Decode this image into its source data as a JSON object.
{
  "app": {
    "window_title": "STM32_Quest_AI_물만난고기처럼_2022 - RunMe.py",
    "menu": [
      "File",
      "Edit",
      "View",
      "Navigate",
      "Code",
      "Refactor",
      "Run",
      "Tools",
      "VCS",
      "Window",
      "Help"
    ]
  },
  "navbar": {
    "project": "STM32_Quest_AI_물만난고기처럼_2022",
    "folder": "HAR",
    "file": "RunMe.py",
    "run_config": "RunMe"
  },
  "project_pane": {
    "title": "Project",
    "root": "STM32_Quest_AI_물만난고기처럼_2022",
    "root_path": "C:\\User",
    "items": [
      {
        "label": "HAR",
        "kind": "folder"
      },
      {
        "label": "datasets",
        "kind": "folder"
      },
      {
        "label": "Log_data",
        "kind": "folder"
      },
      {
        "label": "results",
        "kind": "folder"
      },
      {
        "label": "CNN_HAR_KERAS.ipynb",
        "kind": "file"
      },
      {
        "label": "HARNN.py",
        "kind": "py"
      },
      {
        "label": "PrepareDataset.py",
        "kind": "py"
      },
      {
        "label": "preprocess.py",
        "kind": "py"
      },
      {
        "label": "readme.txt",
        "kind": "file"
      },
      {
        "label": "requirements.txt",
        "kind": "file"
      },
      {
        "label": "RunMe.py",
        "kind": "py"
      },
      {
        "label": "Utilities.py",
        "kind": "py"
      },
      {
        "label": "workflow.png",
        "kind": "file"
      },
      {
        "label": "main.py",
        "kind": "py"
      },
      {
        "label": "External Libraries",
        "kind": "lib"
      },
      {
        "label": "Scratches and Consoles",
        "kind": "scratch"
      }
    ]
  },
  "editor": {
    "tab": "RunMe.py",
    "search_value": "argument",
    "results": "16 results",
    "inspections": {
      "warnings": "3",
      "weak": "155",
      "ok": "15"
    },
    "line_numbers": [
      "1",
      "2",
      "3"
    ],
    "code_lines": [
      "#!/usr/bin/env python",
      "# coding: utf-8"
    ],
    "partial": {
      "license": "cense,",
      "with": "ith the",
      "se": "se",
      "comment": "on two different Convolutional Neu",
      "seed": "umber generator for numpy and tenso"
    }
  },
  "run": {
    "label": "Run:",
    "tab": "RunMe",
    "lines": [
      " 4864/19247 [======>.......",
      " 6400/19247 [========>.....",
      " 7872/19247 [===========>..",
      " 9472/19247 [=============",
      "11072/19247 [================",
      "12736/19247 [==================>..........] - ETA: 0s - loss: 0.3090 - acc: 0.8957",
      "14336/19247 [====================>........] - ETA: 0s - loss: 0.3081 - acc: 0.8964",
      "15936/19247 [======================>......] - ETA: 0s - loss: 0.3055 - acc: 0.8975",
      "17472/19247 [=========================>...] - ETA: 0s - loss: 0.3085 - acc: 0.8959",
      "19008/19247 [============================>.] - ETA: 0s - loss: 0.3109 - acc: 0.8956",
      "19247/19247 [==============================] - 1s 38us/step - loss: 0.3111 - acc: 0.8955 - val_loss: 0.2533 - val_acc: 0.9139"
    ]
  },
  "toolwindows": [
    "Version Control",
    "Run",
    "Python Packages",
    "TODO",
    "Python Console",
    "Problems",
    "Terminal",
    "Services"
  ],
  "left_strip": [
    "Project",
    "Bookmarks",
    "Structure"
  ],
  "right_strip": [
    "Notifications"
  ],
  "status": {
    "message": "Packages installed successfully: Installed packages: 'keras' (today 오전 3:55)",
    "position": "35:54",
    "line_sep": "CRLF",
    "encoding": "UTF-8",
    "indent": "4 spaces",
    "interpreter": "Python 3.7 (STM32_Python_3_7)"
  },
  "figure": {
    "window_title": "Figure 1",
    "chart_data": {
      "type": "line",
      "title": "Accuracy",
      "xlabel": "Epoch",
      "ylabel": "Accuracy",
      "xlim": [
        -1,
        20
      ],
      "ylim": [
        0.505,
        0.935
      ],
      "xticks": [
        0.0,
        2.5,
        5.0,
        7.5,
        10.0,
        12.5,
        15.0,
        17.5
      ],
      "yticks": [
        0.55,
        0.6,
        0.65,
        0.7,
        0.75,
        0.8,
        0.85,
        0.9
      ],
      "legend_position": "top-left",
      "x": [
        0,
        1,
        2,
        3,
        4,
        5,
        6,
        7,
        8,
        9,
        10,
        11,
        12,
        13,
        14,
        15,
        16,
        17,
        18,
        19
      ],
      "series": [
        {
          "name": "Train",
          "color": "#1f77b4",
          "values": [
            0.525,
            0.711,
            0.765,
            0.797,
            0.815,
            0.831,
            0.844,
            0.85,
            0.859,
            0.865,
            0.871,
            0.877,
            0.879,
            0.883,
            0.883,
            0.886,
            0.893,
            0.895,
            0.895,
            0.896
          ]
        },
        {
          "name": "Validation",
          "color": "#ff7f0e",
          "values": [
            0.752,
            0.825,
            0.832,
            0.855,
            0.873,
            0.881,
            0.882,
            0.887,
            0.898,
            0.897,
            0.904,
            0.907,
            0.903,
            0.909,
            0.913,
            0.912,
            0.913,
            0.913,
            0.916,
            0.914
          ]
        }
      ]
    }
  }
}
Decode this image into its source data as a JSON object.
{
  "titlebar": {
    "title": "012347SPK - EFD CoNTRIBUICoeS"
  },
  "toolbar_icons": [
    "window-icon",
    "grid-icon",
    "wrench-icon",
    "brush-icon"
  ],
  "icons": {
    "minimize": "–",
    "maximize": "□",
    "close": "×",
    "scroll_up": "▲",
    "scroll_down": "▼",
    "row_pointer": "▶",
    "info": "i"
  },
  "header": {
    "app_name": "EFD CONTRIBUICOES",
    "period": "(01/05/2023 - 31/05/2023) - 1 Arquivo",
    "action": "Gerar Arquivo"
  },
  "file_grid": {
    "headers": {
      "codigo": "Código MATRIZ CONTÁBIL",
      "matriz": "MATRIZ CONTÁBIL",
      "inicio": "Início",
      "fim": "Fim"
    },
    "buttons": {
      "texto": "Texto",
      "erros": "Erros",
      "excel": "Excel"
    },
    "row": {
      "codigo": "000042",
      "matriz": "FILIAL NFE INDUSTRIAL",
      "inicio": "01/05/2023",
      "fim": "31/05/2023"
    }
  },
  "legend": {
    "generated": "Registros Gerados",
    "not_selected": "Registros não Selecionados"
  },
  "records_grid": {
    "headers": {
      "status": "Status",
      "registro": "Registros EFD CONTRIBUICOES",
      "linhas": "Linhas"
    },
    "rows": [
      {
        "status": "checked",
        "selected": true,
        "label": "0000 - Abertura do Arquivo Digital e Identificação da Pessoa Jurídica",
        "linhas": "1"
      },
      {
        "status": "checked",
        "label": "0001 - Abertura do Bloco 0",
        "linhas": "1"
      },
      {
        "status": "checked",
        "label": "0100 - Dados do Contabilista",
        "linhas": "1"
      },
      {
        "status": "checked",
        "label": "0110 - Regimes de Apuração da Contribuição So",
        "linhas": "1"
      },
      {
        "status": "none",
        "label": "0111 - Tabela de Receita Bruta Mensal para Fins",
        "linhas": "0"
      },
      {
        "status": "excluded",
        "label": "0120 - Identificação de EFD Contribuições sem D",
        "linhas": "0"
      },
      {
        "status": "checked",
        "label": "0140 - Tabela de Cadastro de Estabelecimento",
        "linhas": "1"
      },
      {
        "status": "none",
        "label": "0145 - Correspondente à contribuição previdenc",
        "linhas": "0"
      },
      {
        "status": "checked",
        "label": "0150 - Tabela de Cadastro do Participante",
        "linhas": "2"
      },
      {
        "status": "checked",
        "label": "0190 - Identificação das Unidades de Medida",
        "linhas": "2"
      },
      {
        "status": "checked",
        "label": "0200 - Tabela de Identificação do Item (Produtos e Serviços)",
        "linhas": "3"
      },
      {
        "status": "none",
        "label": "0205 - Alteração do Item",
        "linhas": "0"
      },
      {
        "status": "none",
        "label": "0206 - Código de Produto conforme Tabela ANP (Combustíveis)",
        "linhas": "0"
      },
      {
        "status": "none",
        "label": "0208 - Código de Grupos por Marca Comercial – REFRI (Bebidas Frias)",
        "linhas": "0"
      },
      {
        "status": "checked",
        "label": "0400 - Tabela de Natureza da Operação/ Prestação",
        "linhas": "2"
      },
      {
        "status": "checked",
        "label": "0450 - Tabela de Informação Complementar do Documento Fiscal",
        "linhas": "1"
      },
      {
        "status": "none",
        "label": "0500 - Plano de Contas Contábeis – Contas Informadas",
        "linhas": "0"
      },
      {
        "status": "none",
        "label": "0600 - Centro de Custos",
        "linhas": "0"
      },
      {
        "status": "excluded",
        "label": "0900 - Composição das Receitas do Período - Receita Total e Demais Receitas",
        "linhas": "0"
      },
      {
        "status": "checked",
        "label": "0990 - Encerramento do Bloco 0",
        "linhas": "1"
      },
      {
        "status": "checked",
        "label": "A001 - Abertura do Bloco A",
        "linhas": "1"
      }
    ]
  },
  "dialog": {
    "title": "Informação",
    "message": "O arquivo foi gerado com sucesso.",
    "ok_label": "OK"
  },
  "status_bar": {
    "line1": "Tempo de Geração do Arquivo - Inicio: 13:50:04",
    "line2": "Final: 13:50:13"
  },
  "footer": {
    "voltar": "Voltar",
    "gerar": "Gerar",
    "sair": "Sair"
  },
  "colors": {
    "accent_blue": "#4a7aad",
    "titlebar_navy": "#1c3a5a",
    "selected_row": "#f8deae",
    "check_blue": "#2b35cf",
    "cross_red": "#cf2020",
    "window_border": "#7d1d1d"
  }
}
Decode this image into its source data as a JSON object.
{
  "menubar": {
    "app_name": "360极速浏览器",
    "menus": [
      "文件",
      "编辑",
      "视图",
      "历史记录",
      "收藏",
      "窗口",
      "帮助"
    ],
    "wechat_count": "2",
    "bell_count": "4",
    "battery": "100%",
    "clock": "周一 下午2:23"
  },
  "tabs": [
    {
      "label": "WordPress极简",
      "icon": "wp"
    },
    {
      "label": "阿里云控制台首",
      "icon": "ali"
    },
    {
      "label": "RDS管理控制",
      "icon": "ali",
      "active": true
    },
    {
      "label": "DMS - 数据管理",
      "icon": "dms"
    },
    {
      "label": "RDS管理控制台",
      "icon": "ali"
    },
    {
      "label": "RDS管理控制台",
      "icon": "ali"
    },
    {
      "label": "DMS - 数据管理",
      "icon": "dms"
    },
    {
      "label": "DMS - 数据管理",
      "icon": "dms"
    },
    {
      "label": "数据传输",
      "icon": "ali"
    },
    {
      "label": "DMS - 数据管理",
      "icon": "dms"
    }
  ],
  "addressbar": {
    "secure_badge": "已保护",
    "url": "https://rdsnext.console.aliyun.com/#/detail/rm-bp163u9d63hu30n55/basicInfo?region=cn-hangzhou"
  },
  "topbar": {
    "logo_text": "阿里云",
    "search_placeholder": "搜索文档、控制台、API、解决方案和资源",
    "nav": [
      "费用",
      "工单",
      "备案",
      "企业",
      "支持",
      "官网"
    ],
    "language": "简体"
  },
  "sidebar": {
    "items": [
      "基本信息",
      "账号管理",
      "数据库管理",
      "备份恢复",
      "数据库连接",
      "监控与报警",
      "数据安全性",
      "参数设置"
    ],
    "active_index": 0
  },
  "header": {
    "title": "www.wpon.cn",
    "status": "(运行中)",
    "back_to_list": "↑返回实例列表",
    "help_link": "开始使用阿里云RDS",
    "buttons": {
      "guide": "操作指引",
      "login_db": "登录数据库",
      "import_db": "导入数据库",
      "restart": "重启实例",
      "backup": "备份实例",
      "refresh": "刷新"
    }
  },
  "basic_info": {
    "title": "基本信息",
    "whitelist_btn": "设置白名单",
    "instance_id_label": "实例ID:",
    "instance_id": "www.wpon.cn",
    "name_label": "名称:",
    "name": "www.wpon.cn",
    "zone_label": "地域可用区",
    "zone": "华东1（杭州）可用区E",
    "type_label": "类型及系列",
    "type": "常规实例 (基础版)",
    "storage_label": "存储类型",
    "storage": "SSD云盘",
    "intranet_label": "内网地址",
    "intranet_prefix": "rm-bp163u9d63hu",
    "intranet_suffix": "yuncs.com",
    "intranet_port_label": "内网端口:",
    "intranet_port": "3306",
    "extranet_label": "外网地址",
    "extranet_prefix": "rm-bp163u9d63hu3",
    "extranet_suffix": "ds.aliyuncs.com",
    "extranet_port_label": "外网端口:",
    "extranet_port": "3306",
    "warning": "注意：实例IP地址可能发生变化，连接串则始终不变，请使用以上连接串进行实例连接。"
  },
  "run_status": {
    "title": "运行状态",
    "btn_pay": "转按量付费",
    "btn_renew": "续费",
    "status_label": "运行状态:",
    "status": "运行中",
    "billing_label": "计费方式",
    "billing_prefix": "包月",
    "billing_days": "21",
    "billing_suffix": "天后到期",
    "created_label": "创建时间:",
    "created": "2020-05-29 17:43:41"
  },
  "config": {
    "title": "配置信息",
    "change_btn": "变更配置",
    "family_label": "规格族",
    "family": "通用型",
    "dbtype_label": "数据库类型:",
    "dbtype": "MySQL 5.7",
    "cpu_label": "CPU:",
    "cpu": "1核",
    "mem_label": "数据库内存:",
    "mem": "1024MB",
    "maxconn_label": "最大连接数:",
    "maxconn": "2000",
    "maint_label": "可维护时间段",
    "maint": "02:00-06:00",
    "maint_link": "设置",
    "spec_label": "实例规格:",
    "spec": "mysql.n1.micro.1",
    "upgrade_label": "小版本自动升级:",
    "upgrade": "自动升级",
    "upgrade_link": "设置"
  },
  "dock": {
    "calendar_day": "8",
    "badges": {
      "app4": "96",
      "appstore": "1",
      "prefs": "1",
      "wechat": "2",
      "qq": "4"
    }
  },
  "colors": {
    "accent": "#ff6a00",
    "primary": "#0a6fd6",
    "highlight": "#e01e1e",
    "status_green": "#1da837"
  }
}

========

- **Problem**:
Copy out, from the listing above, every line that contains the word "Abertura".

- **Response for this exercise**:
        "label": "0000 - Abertura do Arquivo Digital e Identificação da Pessoa Jurídica",
        "label": "0001 - Abertura do Bloco 0",
        "label": "A001 - Abertura do Bloco A",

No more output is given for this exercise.